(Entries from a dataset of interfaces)
[Start of Attachment]

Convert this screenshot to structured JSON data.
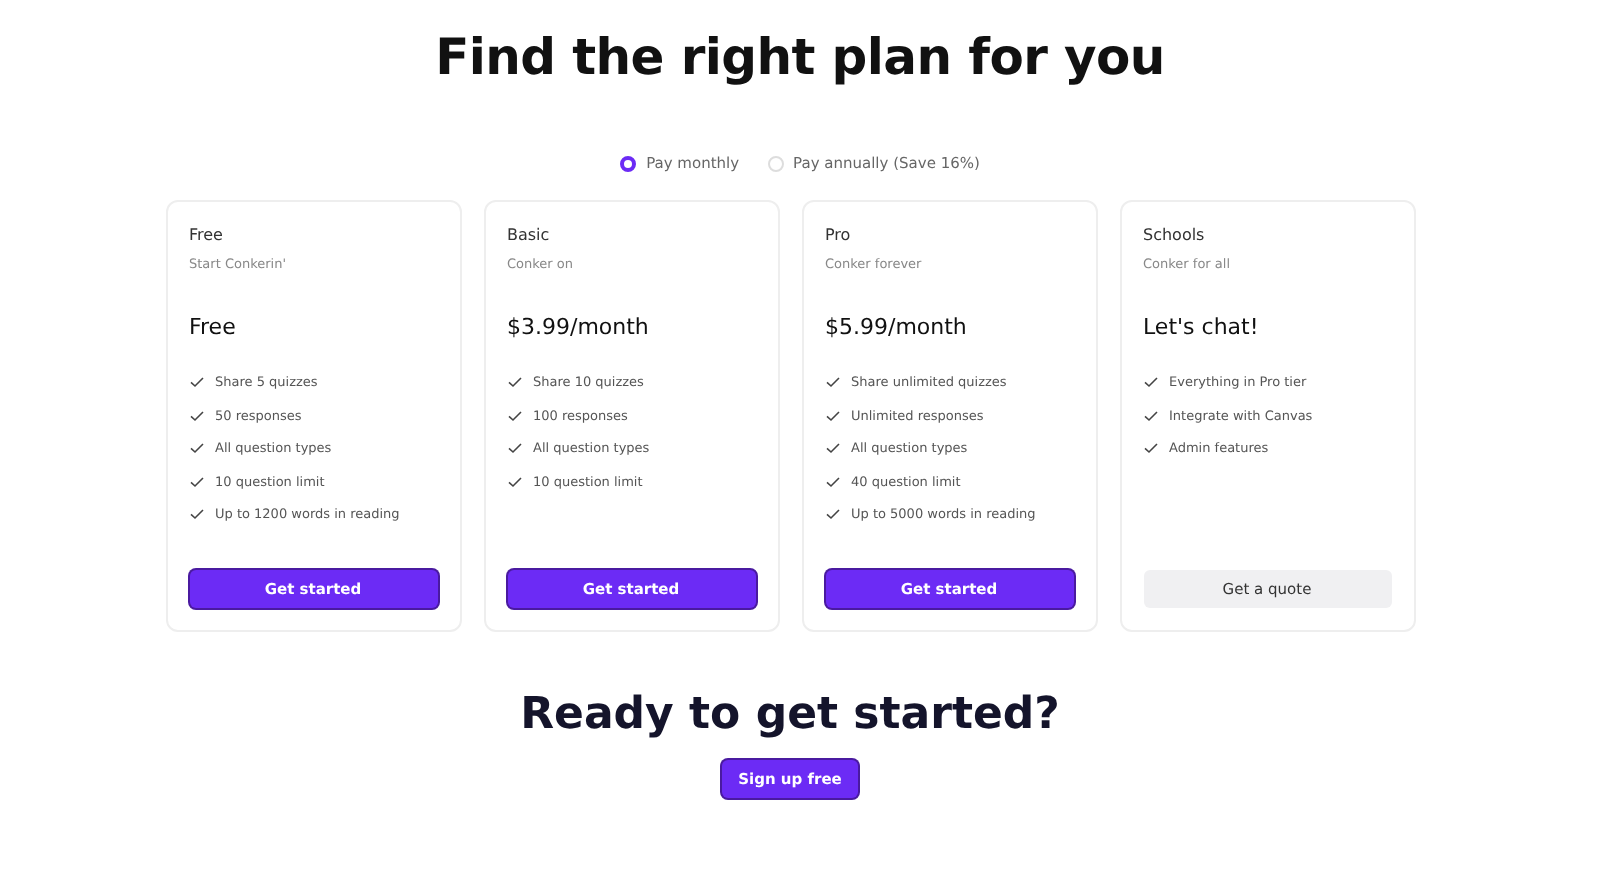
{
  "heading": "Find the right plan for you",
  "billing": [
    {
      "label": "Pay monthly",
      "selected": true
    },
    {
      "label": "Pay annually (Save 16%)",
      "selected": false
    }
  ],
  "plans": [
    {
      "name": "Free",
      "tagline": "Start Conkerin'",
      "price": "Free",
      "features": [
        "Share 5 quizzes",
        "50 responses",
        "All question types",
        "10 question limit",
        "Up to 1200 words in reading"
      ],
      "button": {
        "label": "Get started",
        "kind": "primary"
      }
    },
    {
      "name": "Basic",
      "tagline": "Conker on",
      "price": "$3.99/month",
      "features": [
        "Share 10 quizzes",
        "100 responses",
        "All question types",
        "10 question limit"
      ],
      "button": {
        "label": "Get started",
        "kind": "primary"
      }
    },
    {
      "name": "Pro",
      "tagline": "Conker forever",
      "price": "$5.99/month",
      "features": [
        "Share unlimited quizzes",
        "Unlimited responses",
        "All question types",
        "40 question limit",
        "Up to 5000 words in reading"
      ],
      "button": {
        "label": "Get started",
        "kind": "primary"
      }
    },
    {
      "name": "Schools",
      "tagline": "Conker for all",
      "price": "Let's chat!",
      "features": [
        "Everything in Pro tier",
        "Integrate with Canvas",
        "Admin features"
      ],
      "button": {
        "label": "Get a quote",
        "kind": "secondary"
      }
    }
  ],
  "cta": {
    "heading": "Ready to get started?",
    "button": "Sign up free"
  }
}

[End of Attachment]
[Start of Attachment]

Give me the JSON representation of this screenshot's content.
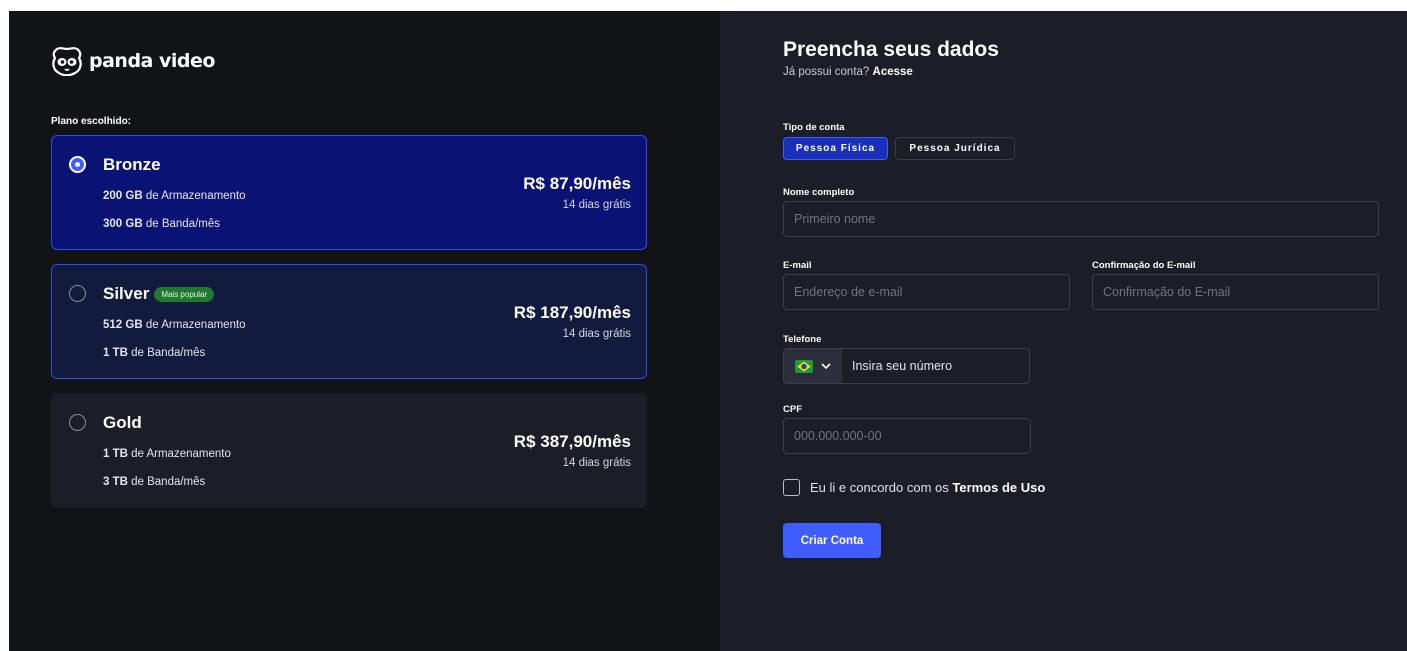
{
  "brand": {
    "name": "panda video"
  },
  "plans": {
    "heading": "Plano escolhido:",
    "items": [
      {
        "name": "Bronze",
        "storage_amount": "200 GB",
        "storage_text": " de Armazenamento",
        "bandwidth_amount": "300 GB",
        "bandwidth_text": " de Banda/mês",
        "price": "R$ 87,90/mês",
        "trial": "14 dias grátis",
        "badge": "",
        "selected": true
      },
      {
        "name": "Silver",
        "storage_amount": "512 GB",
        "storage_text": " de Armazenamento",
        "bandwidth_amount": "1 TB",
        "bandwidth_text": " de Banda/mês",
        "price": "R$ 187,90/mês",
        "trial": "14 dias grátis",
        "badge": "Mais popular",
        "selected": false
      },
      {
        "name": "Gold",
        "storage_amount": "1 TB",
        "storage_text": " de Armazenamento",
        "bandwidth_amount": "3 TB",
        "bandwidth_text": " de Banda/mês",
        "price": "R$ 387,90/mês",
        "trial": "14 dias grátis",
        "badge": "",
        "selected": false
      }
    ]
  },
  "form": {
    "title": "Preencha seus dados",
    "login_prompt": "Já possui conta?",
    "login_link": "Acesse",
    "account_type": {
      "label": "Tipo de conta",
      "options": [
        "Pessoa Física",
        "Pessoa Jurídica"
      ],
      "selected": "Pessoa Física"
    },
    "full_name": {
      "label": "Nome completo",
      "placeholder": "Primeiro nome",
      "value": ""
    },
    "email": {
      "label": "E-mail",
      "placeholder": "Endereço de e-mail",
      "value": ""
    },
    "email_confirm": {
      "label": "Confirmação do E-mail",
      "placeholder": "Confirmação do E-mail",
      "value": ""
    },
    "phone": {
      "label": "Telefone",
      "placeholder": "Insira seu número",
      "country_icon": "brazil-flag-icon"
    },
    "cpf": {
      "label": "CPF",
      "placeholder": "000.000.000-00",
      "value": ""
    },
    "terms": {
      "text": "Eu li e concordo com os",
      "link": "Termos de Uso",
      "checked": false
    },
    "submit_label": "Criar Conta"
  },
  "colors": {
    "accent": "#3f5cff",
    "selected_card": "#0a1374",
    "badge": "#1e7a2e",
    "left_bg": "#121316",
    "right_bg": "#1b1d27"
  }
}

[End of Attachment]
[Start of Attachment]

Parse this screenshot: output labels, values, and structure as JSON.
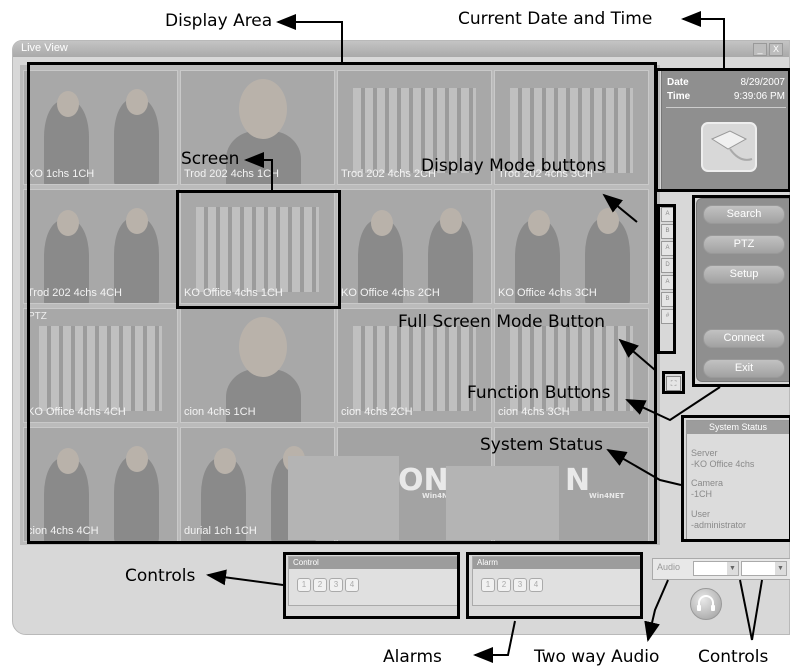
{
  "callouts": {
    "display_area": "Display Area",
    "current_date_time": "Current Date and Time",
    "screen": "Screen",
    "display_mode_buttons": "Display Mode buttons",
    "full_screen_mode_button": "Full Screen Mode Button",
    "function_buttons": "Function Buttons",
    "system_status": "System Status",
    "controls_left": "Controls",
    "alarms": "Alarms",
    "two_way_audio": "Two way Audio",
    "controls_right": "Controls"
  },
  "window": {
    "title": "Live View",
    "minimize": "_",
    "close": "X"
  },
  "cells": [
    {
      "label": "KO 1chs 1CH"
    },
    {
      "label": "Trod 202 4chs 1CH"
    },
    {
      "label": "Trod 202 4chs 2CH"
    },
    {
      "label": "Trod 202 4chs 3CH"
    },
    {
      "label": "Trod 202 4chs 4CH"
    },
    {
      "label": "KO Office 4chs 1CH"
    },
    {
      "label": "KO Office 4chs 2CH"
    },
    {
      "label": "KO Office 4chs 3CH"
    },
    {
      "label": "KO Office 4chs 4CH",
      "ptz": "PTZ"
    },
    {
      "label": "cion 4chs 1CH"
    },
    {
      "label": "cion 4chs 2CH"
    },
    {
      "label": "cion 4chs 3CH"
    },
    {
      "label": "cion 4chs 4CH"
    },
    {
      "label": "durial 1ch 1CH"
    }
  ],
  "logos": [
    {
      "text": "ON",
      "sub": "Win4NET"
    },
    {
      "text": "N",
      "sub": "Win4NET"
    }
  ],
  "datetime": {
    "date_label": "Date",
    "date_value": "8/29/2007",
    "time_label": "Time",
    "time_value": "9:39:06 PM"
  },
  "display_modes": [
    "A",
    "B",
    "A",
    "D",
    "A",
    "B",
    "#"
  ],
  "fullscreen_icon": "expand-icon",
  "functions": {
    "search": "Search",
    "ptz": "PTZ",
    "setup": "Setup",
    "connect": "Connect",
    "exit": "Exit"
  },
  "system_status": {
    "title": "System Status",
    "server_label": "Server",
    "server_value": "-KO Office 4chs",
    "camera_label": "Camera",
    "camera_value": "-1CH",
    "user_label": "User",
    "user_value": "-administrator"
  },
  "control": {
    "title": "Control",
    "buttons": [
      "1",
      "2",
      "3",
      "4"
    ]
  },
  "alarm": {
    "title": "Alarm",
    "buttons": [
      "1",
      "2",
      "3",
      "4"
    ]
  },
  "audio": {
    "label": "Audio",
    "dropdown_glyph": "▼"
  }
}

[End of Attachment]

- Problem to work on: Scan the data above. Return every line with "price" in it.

- Answer for the task:
      "price": "Free",
      "price": "$3.99/month",
      "price": "$5.99/month",
      "price": "Let's chat!",
        "price": "R$ 87,90/mês",
        "price": "R$ 187,90/mês",
        "price": "R$ 387,90/mês",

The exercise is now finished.